The organised wolf walks are a great way to see the wolves and learn a little about the design, inspiration and the artist. You get to find the out of the way wolves which may be a little harder to find if you don’t really know your way around Wolverhampton, and you can explore some of the amazing architecture and history of the city as you make your way around.

We were very lucky as the wonderful Wolverhampton Art Gallery (which houses an amazing collection of Pop Art) had agreed to stay open so we could explore their wolves gallery which contains two full sized wolves sculptures, and then a whole gallery of mini wolves, including a stunning design that had padlocks all around it’s neck.

 

The wolves are truly beautiful, with my personal favourite being ‘Sunset’ which is sponsored by Wolverhampton Speedway and is located on Darlington Street and is decorated with squirrels and wildlife. I also loved Flame that is located outside the offices of the Express and Star building, and Wolf Ver-Hamtpon, which is based at the Civic Centre and has been decorated with mayoral chains. Claude is the naughty wolf, he travels around the city, reappearing in different destinations.

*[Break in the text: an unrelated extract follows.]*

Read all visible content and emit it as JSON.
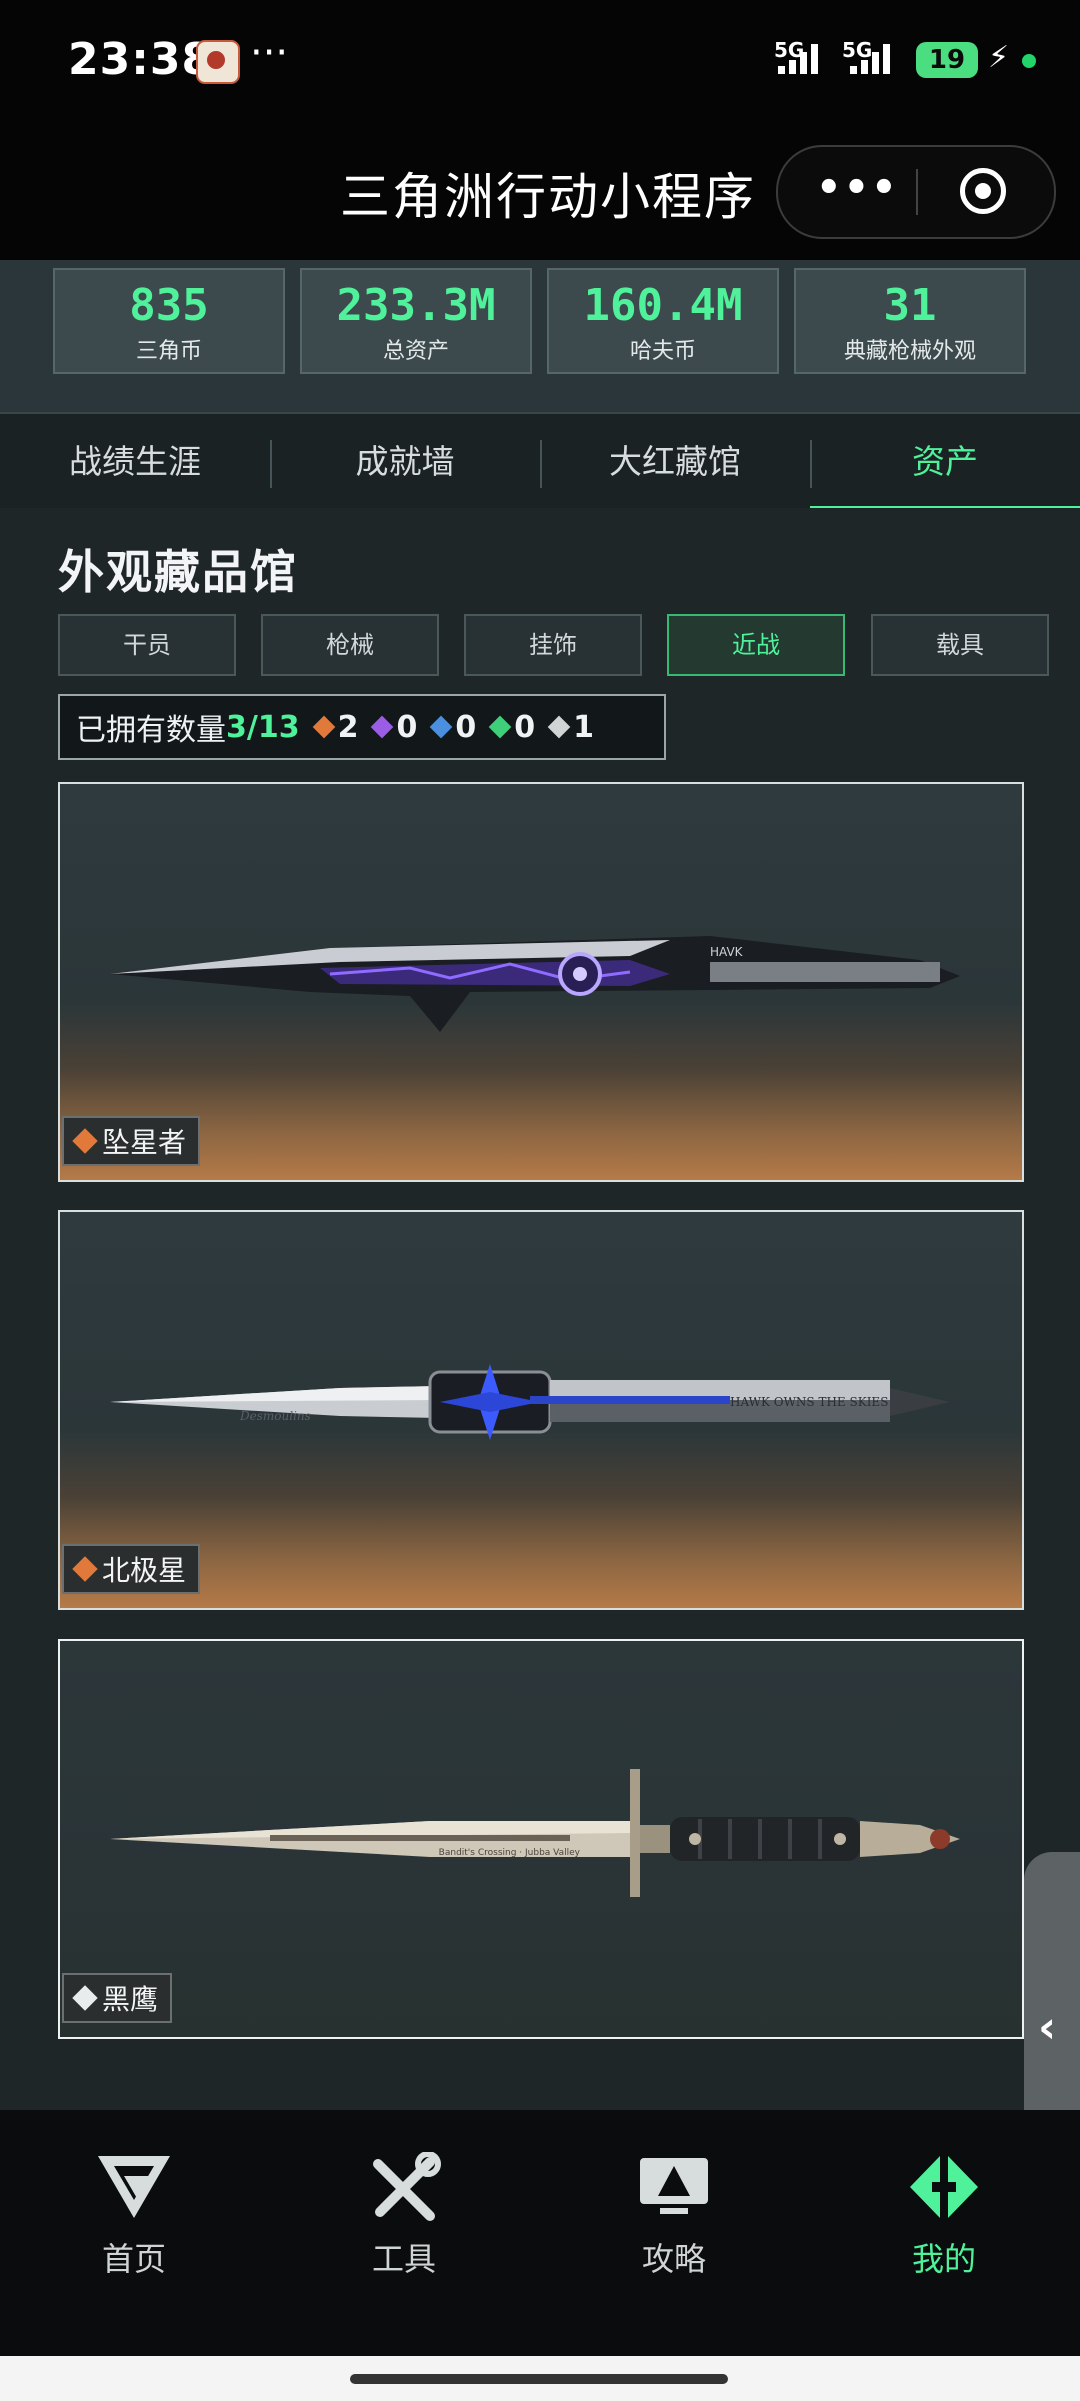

The wolves will be auctioned after the exhibition ends on September 24th and is well worth a visit before then. For more information check out the website here.